● **Task brief**:
Nothing but the records themselves, exactly as written and free of pictures, should appear in your response.

═══ Input data ═══

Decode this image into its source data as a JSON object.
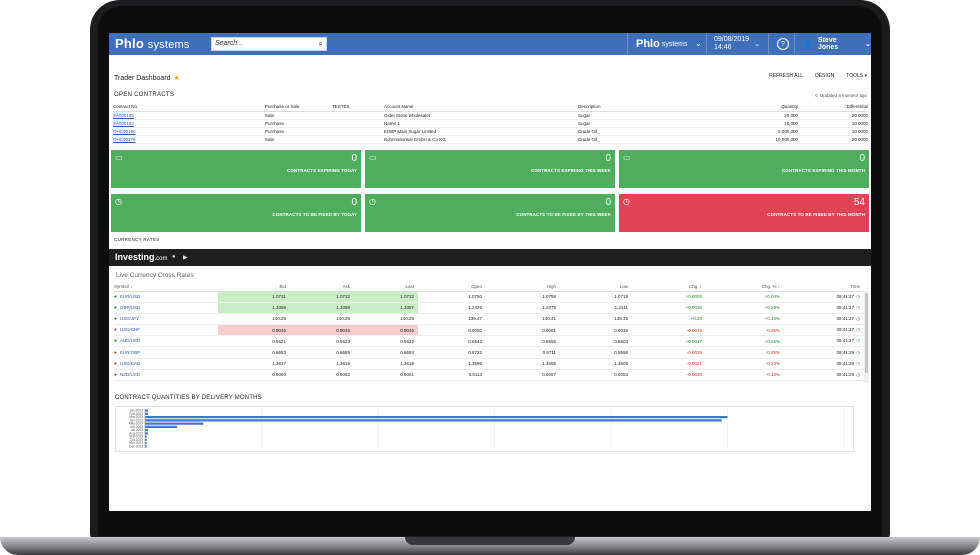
{
  "nav": {
    "brand": "Phlo",
    "brand_sub": "systems",
    "search_placeholder": "Search...",
    "brand2": "Phlo",
    "brand2_sub": "systems",
    "date": "09/08/2019",
    "time": "14:46",
    "help": "?",
    "user": "Steve Jones",
    "colors": {
      "nav_bg": "#3f6fb8"
    }
  },
  "header": {
    "title": "Trader Dashboard",
    "actions": [
      "REFRESH ALL",
      "DESIGN",
      "TOOLS ▾"
    ]
  },
  "open_contracts": {
    "title": "OPEN CONTRACTS",
    "updated": "Updated a moment ago",
    "columns": [
      "Contract No.",
      "Purchase or Sale",
      "TESTES",
      "Account Name",
      "Description",
      "Quantity",
      "Differential"
    ],
    "rows": [
      [
        "SAT00195",
        "Sale",
        "",
        "Gidel Stone wholesaler",
        "Sugar",
        "20.000",
        "20.0000"
      ],
      [
        "SAT00194",
        "Purchase",
        "",
        "Name 1",
        "Sugar",
        "10.000",
        "10.0000"
      ],
      [
        "OHC00180",
        "Purchase",
        "",
        "EDBP Main Sugar Limited",
        "Crude Oil_",
        "5.000.000",
        "10.0000"
      ],
      [
        "OHC00179",
        "Sale",
        "",
        "Bohnnationsal GmbH & Co KG",
        "Crude Oil_",
        "10.000.000",
        "20.0000"
      ]
    ]
  },
  "tiles": [
    {
      "value": "0",
      "label": "CONTRACTS EXPIRING TODAY",
      "icon": "calendar-icon",
      "color": "#4fae5e"
    },
    {
      "value": "0",
      "label": "CONTRACTS EXPIRING THIS WEEK",
      "icon": "calendar-icon",
      "color": "#4fae5e"
    },
    {
      "value": "0",
      "label": "CONTRACTS EXPIRING THIS MONTH",
      "icon": "calendar-icon",
      "color": "#4fae5e"
    },
    {
      "value": "0",
      "label": "CONTRACTS TO BE FIXED BY TODAY",
      "icon": "clock-icon",
      "color": "#4fae5e"
    },
    {
      "value": "0",
      "label": "CONTRACTS TO BE FIXED BY THIS WEEK",
      "icon": "clock-icon",
      "color": "#4fae5e"
    },
    {
      "value": "54",
      "label": "CONTRACTS TO BE FIXED BY THIS MONTH",
      "icon": "clock-icon",
      "color": "#e04355"
    }
  ],
  "currency": {
    "section_title": "CURRENCY RATES",
    "brand": "Investing",
    "brand_sub": ".com",
    "title": "Live Currency Cross Rates",
    "columns": [
      "Symbol ↕",
      "Bid",
      "Ask",
      "Last",
      "Open",
      "High",
      "Low",
      "Chg. ↕",
      "Chg. % ↕",
      "Time"
    ],
    "rows": [
      {
        "symbol": "EUR/USD",
        "bid": "1.0731",
        "ask": "1.0732",
        "last": "1.0732",
        "open": "1.0750",
        "high": "1.0758",
        "low": "1.0719",
        "chg": "+0.0005",
        "chg_pct": "+0.04%",
        "time": "09:41:27",
        "trend": "up"
      },
      {
        "symbol": "GBP/USD",
        "bid": "1.2356",
        "ask": "1.2358",
        "last": "1.2357",
        "open": "1.2325",
        "high": "1.2376",
        "low": "1.2311",
        "chg": "+0.0036",
        "chg_pct": "+0.29%",
        "time": "09:41:27",
        "trend": "up"
      },
      {
        "symbol": "USD/JPY",
        "bid": "140.25",
        "ask": "140.26",
        "last": "140.25",
        "open": "139.47",
        "high": "140.31",
        "low": "139.35",
        "chg": "+0.20",
        "chg_pct": "+0.16%",
        "time": "09:41:27",
        "trend": "none"
      },
      {
        "symbol": "USD/CHF",
        "bid": "0.9046",
        "ask": "0.9048",
        "last": "0.9046",
        "open": "0.9050",
        "high": "0.9061",
        "low": "0.9036",
        "chg": "-0.0032",
        "chg_pct": "-0.35%",
        "time": "09:41:27",
        "trend": "down"
      },
      {
        "symbol": "AUD/USD",
        "bid": "0.6521",
        "ask": "0.6523",
        "last": "0.6522",
        "open": "0.6543",
        "high": "0.6556",
        "low": "0.6504",
        "chg": "+0.0017",
        "chg_pct": "+0.26%",
        "time": "09:41:27",
        "trend": "none"
      },
      {
        "symbol": "EUR/GBP",
        "bid": "0.8683",
        "ask": "0.8685",
        "last": "0.8684",
        "open": "0.8722",
        "high": "0.8711",
        "low": "0.8696",
        "chg": "-0.0026",
        "chg_pct": "-0.25%",
        "time": "09:41:28",
        "trend": "none"
      },
      {
        "symbol": "USD/CAD",
        "bid": "1.3617",
        "ask": "1.3619",
        "last": "1.3618",
        "open": "1.3595",
        "high": "1.3655",
        "low": "1.3609",
        "chg": "-0.0031",
        "chg_pct": "-0.23%",
        "time": "09:41:28",
        "trend": "none"
      },
      {
        "symbol": "NZD/USD",
        "bid": "0.6060",
        "ask": "0.6062",
        "last": "0.6061",
        "open": "0.6113",
        "high": "0.6097",
        "low": "0.6053",
        "chg": "-0.0020",
        "chg_pct": "-0.13%",
        "time": "09:41:28",
        "trend": "none"
      }
    ]
  },
  "delivery": {
    "title": "CONTRACT QUANTITIES BY DELIVERY MONTHS",
    "chart_data": {
      "type": "bar",
      "orientation": "horizontal",
      "categories": [
        "Jan-2023",
        "Feb-2023",
        "Mar-2023",
        "Apr-2023",
        "May-2023",
        "Jun-2023",
        "Jul-2023",
        "Aug-2023",
        "Sep-2023",
        "Oct-2023",
        "Nov-2023",
        "Dec-2023"
      ],
      "values": [
        0.5,
        0.5,
        100,
        99,
        10,
        5.5,
        0.5,
        0.5,
        0.3,
        0.3,
        0.3,
        0.3
      ],
      "xlim": [
        0,
        120
      ],
      "color": "#3f79c6",
      "grid": true
    }
  }
}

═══

● **Response**:
Decode this image into its source data as a JSON object.
{
  "nav": {
    "brand": "Phlo",
    "brand_sub": "systems",
    "search_placeholder": "Search...",
    "brand2": "Phlo",
    "brand2_sub": "systems",
    "date": "09/08/2019",
    "time": "14:46",
    "help": "?",
    "user": "Steve Jones",
    "colors": {
      "nav_bg": "#3f6fb8"
    }
  },
  "header": {
    "title": "Trader Dashboard",
    "actions": [
      "REFRESH ALL",
      "DESIGN",
      "TOOLS ▾"
    ]
  },
  "open_contracts": {
    "title": "OPEN CONTRACTS",
    "updated": "Updated a moment ago",
    "columns": [
      "Contract No.",
      "Purchase or Sale",
      "TESTES",
      "Account Name",
      "Description",
      "Quantity",
      "Differential"
    ],
    "rows": [
      [
        "SAT00195",
        "Sale",
        "",
        "Gidel Stone wholesaler",
        "Sugar",
        "20.000",
        "20.0000"
      ],
      [
        "SAT00194",
        "Purchase",
        "",
        "Name 1",
        "Sugar",
        "10.000",
        "10.0000"
      ],
      [
        "OHC00180",
        "Purchase",
        "",
        "EDBP Main Sugar Limited",
        "Crude Oil_",
        "5.000.000",
        "10.0000"
      ],
      [
        "OHC00179",
        "Sale",
        "",
        "Bohnnationsal GmbH & Co KG",
        "Crude Oil_",
        "10.000.000",
        "20.0000"
      ]
    ]
  },
  "tiles": [
    {
      "value": "0",
      "label": "CONTRACTS EXPIRING TODAY",
      "icon": "calendar-icon",
      "color": "#4fae5e"
    },
    {
      "value": "0",
      "label": "CONTRACTS EXPIRING THIS WEEK",
      "icon": "calendar-icon",
      "color": "#4fae5e"
    },
    {
      "value": "0",
      "label": "CONTRACTS EXPIRING THIS MONTH",
      "icon": "calendar-icon",
      "color": "#4fae5e"
    },
    {
      "value": "0",
      "label": "CONTRACTS TO BE FIXED BY TODAY",
      "icon": "clock-icon",
      "color": "#4fae5e"
    },
    {
      "value": "0",
      "label": "CONTRACTS TO BE FIXED BY THIS WEEK",
      "icon": "clock-icon",
      "color": "#4fae5e"
    },
    {
      "value": "54",
      "label": "CONTRACTS TO BE FIXED BY THIS MONTH",
      "icon": "clock-icon",
      "color": "#e04355"
    }
  ],
  "currency": {
    "section_title": "CURRENCY RATES",
    "brand": "Investing",
    "brand_sub": ".com",
    "title": "Live Currency Cross Rates",
    "columns": [
      "Symbol ↕",
      "Bid",
      "Ask",
      "Last",
      "Open",
      "High",
      "Low",
      "Chg. ↕",
      "Chg. % ↕",
      "Time"
    ],
    "rows": [
      {
        "symbol": "EUR/USD",
        "bid": "1.0731",
        "ask": "1.0732",
        "last": "1.0732",
        "open": "1.0750",
        "high": "1.0758",
        "low": "1.0719",
        "chg": "+0.0005",
        "chg_pct": "+0.04%",
        "time": "09:41:27",
        "trend": "up"
      },
      {
        "symbol": "GBP/USD",
        "bid": "1.2356",
        "ask": "1.2358",
        "last": "1.2357",
        "open": "1.2325",
        "high": "1.2376",
        "low": "1.2311",
        "chg": "+0.0036",
        "chg_pct": "+0.29%",
        "time": "09:41:27",
        "trend": "up"
      },
      {
        "symbol": "USD/JPY",
        "bid": "140.25",
        "ask": "140.26",
        "last": "140.25",
        "open": "139.47",
        "high": "140.31",
        "low": "139.35",
        "chg": "+0.20",
        "chg_pct": "+0.16%",
        "time": "09:41:27",
        "trend": "none"
      },
      {
        "symbol": "USD/CHF",
        "bid": "0.9046",
        "ask": "0.9048",
        "last": "0.9046",
        "open": "0.9050",
        "high": "0.9061",
        "low": "0.9036",
        "chg": "-0.0032",
        "chg_pct": "-0.35%",
        "time": "09:41:27",
        "trend": "down"
      },
      {
        "symbol": "AUD/USD",
        "bid": "0.6521",
        "ask": "0.6523",
        "last": "0.6522",
        "open": "0.6543",
        "high": "0.6556",
        "low": "0.6504",
        "chg": "+0.0017",
        "chg_pct": "+0.26%",
        "time": "09:41:27",
        "trend": "none"
      },
      {
        "symbol": "EUR/GBP",
        "bid": "0.8683",
        "ask": "0.8685",
        "last": "0.8684",
        "open": "0.8722",
        "high": "0.8711",
        "low": "0.8696",
        "chg": "-0.0026",
        "chg_pct": "-0.25%",
        "time": "09:41:28",
        "trend": "none"
      },
      {
        "symbol": "USD/CAD",
        "bid": "1.3617",
        "ask": "1.3619",
        "last": "1.3618",
        "open": "1.3595",
        "high": "1.3655",
        "low": "1.3609",
        "chg": "-0.0031",
        "chg_pct": "-0.23%",
        "time": "09:41:28",
        "trend": "none"
      },
      {
        "symbol": "NZD/USD",
        "bid": "0.6060",
        "ask": "0.6062",
        "last": "0.6061",
        "open": "0.6113",
        "high": "0.6097",
        "low": "0.6053",
        "chg": "-0.0020",
        "chg_pct": "-0.13%",
        "time": "09:41:28",
        "trend": "none"
      }
    ]
  },
  "delivery": {
    "title": "CONTRACT QUANTITIES BY DELIVERY MONTHS",
    "chart_data": {
      "type": "bar",
      "orientation": "horizontal",
      "categories": [
        "Jan-2023",
        "Feb-2023",
        "Mar-2023",
        "Apr-2023",
        "May-2023",
        "Jun-2023",
        "Jul-2023",
        "Aug-2023",
        "Sep-2023",
        "Oct-2023",
        "Nov-2023",
        "Dec-2023"
      ],
      "values": [
        0.5,
        0.5,
        100,
        99,
        10,
        5.5,
        0.5,
        0.5,
        0.3,
        0.3,
        0.3,
        0.3
      ],
      "xlim": [
        0,
        120
      ],
      "color": "#3f79c6",
      "grid": true
    }
  }
}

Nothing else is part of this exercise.